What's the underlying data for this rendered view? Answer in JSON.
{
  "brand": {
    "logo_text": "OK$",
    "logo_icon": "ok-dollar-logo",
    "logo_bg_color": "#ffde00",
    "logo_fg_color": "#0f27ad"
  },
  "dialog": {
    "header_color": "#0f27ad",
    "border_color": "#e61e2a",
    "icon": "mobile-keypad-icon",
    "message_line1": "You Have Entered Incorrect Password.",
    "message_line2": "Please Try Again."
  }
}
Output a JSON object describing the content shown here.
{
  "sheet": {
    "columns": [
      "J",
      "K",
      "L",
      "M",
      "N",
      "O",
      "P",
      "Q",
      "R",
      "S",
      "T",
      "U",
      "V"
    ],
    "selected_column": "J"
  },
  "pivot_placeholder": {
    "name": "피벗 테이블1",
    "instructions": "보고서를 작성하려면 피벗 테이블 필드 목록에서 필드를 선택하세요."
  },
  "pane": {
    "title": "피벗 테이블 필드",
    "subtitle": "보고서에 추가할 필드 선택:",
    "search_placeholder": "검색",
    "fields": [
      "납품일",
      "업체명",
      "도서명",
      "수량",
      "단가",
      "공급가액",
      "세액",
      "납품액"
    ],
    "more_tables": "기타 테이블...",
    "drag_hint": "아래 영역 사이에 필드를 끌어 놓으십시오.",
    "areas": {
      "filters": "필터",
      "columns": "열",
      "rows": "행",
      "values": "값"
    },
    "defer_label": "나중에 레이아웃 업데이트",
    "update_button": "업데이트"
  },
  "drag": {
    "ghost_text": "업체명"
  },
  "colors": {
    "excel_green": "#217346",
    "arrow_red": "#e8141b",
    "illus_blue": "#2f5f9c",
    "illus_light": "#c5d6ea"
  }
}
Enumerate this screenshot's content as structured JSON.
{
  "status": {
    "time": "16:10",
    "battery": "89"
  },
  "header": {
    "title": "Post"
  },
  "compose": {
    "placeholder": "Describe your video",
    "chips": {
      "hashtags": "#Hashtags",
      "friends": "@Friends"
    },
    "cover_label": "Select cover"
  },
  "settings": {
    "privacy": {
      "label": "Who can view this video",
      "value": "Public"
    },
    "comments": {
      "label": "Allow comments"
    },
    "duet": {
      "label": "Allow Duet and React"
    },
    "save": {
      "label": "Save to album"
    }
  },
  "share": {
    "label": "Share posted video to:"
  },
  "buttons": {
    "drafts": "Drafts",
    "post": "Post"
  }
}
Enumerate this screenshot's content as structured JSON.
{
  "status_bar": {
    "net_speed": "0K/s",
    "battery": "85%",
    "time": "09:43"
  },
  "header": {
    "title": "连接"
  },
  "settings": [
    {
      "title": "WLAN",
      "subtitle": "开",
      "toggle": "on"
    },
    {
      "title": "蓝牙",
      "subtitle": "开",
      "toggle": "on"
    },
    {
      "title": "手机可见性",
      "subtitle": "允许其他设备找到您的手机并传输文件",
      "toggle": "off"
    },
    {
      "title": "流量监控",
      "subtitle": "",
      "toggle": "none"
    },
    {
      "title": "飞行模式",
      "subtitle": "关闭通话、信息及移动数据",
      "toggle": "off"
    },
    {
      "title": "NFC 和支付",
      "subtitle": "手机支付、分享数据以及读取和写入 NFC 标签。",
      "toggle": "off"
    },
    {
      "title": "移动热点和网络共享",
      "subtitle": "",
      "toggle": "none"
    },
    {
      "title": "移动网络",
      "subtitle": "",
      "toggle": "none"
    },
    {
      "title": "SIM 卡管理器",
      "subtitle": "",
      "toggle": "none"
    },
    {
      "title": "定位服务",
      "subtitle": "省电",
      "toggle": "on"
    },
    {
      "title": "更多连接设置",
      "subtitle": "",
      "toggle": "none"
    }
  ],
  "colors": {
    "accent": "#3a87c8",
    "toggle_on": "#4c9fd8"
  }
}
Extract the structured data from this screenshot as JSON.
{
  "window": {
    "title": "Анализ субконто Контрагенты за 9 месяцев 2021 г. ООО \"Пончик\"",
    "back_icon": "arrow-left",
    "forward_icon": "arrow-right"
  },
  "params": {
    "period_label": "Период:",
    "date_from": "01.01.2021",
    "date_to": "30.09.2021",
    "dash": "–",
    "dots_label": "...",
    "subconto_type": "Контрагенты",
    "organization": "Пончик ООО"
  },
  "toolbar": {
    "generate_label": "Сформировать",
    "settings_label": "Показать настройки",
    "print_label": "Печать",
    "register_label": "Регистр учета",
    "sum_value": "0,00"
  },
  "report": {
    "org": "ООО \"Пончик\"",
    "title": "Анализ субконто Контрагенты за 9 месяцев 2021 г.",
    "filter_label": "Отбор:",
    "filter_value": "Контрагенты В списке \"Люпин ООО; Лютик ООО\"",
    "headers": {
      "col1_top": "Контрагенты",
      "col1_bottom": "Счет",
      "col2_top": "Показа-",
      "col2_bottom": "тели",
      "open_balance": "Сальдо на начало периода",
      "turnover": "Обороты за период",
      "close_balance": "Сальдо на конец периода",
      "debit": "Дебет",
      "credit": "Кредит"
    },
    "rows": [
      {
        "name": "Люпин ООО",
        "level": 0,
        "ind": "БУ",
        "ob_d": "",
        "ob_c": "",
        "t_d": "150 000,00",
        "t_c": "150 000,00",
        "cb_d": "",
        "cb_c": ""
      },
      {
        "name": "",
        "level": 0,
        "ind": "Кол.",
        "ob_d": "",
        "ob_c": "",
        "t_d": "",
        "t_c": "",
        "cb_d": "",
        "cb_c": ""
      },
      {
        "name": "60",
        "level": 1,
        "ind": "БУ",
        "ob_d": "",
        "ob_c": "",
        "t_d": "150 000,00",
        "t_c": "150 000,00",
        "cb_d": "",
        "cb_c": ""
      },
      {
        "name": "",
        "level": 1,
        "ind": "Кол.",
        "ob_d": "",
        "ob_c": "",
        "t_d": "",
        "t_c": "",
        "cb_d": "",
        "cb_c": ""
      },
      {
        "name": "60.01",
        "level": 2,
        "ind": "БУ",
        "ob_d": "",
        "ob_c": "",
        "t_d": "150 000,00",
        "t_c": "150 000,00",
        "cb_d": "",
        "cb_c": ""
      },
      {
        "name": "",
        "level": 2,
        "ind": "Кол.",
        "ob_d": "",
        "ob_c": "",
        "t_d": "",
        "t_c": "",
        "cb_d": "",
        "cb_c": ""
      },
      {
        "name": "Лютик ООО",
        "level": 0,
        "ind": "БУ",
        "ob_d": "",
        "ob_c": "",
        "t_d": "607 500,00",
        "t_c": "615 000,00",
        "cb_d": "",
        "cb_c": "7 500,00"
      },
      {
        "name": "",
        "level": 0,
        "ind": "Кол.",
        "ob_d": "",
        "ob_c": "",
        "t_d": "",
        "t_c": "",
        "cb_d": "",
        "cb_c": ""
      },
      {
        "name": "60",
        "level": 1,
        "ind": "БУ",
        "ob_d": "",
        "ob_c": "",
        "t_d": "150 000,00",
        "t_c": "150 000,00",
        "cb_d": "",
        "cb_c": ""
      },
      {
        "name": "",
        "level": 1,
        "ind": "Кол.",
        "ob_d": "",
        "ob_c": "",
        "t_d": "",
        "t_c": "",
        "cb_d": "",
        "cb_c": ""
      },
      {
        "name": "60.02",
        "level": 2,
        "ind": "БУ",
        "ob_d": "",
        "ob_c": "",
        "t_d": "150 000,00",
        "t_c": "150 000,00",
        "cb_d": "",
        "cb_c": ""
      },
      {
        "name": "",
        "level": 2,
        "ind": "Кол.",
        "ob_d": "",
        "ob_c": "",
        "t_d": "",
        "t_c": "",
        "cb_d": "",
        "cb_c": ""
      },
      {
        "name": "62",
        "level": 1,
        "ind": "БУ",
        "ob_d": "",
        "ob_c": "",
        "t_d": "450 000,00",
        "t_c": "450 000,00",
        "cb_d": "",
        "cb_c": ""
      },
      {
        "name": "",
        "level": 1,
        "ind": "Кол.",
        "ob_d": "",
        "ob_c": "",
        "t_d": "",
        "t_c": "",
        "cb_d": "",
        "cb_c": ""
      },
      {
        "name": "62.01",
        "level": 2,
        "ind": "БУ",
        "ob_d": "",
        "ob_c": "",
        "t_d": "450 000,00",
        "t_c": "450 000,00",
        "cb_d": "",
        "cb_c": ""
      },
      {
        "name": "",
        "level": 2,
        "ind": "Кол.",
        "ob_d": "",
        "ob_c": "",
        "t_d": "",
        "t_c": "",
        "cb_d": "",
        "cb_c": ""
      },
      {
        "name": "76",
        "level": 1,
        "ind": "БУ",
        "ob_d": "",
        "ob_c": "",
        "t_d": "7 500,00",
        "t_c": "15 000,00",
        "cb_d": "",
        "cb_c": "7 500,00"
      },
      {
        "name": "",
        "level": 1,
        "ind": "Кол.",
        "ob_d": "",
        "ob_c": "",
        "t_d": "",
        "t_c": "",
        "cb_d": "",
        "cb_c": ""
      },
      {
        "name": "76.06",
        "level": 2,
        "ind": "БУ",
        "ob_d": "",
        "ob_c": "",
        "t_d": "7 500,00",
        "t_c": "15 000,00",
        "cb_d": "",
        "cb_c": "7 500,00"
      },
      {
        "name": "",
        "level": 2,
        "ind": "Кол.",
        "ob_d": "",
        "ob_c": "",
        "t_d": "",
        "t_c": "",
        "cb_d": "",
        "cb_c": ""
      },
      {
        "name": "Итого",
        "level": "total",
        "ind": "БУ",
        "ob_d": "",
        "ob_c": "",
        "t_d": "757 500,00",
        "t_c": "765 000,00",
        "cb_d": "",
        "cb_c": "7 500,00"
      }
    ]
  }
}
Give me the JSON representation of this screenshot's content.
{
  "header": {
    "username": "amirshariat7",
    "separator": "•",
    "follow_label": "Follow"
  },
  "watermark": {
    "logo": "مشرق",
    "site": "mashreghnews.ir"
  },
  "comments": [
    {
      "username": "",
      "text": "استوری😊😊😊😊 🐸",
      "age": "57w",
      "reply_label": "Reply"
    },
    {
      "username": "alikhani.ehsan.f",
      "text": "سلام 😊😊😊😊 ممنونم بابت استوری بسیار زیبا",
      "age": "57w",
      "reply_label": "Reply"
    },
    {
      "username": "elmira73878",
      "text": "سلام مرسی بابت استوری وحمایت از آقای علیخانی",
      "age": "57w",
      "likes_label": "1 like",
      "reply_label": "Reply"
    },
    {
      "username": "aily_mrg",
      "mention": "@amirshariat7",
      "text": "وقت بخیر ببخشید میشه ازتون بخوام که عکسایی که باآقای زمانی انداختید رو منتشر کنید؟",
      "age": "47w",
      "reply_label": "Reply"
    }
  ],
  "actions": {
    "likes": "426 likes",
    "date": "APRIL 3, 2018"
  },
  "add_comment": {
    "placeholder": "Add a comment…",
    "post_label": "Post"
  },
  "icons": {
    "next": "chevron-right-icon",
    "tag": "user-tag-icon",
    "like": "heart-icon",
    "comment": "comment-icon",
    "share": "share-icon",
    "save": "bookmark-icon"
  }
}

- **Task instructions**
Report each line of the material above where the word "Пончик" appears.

- **Your response**
    "title": "Анализ субконто Контрагенты за 9 месяцев 2021 г. ООО \"Пончик\"",
    "organization": "Пончик ООО"
    "org": "ООО \"Пончик\"",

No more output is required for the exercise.